The advantages of self-publishing are many: The ability to craft your message exactly the way you want it, the control you have over the final product, the control you have over print runs, the ability to put your own stamp on your marketing and public relations efforts. Not to mention the opportunity to realize a greater share of the profits.

As the head of a company that works with writers who self-publish, I’m obviously prejudiced. But those feelings aren’t just mine. Guy Kawasaki feels the same way, and shares those sentiments in his recently-published book, APE: How to publish a book. The APE in question refers to the mutliple roles of Author, Publisher, Entrepreneur that someone who self-publishes will fill.

Now, Kawasaki didn’t NEED to self-publish his book. As a successful author with 10 traditionally-published books to his credit, as well as being a noted speaker, blogger, marketer, and venture capitalist, he could easily have handed off his manuscript to any number of publishing companies. But he chose not to.

The key lay in his experience with his 10th book, Enchantment. When his publisher couldn’t fulfill a request for 500 copies of Enchantment as an e-book, Kawasaki saw the need to do things differently. His next book, What the Plus!, was self-published. The experience of self-publishing, which he calls “a complex, idiosyncratic, and challenging endeavor,” led directly to APE.

Of course, I’m prejudiced in favor of the self-publishing model. I’ve seen thousands of authors successfully self-publish and had a hand in many of those success stories.

As someone directly connected to the industry, it’s engaging to see someone from the other side of the aisle jump onboard.
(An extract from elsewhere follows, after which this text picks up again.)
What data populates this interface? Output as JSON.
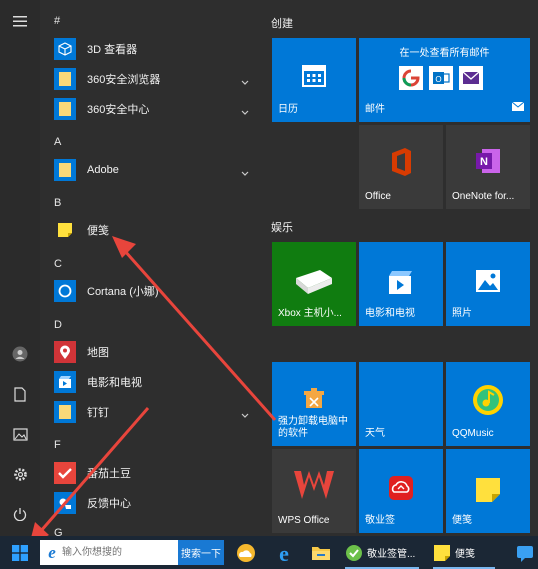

Kawasaki, always mindful of the public relations and marketing possibilities, sees the industry as a new market for him, and the best way to become an expert is – I’ve said it before – to write a book.

He likens self-publishing to launching a startup. You need to create a product, test it, raise money, recruit talent, and find customers – all at the same time. Whew.

But he’s right. Self-publishers, the successful ones anyway, are entrepreneurs. They want to change the world in some way, first by writing a book, then by making the book successful. Often they also embrace the roles of marketer and self-promoter. Thus the world of self-publishing is made for them.

Of course, the ultimate question when self-publishing is “Does it work?” In our view, and in Kawasaki’s, it certainly does. A glance at our roster of authors reveals cooks, salespeople, business people, doctors, financial planners, and others, all of whom reached beyond their comfort zone to successfully produce books.

While Kawasaki sees the advantages of self-publishing, he also sees the pitfalls. Among the areas he cites as ripe for error are these:

l Not hiring a professional copyeditor. Kawasaki says that when he turned in what he thought was the final copy of APE, he was sure there weren’t any mistakes in it. The copyeditor found 1,400.

l Designing your own cover. The cover of your book is what makes it stand out, and Kawasaki recognizes that. He says the cover is one of the most important marketing pieces for your book, so hiring a great graphics designer is money well spent.

l Not building your marketing platform in advance. He says self-publishing is not a serial process where you can write a book and then worry about marketing it later. If you intend to use your book as a key part of marketing your business, you need to pay attention to marketing as soon as you start writing.

Like us, Kawasaki has embraced self-publishing and is working to make it easier for those who follow.  With our expertise and experience in the industry and the wherewithal to assist would-be authors every step of the way, from conception to writing to design and printing, we are ready to engage with APEs in nearly every subject and genre.